Is Current Drug Abuse Prevention Programming Generalizable Across Ethnic Groups?

Published in: American Behavioral Scientist, v. 39, no. 7, June 1996, p. 911-918

Posted on on June 01, 1996

by Clyde W. Dent, Steve Sussman, Phyllis L. Ellickson, Perry Brown, Jean Richardson

Read More

Access further information on this document at

This article was published outside of RAND. The full text of the article can be found at the link above.

Considerable progress has been made over the past two decades in identifying effective drug abuse prevention strategies. In particular, much support has been obtained for the effectiveness of a comprehensive social influences approach to drug abuse prevention. Given the inclusion of fundamental social psychological principles in comprehensive programs, it is possible that currently developed drug abuse prevention programming is generalizable to different ethnic groups. However, the empirical and theoretical evidence is equivocal regarding the extent to which this is true. In this article, the authors present arguments for and against the need to develop drug abuse prevention programs specifically for minority ethnic groups.

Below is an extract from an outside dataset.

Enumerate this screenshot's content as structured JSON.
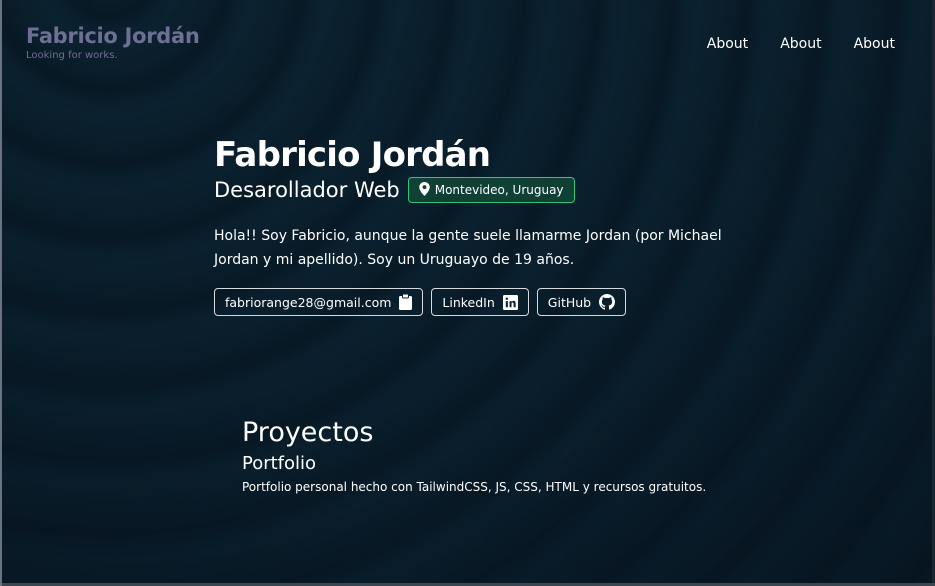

This report is part of the RAND Corporation external publication series. Many RAND studies are published in peer-reviewed scholarly journals, as chapters in commercial books, or as documents published by other organizations.

The RAND Corporation is a nonprofit institution that helps improve policy and decisionmaking through research and analysis. RAND's publications do not necessarily reflect the opinions of its research clients and sponsors.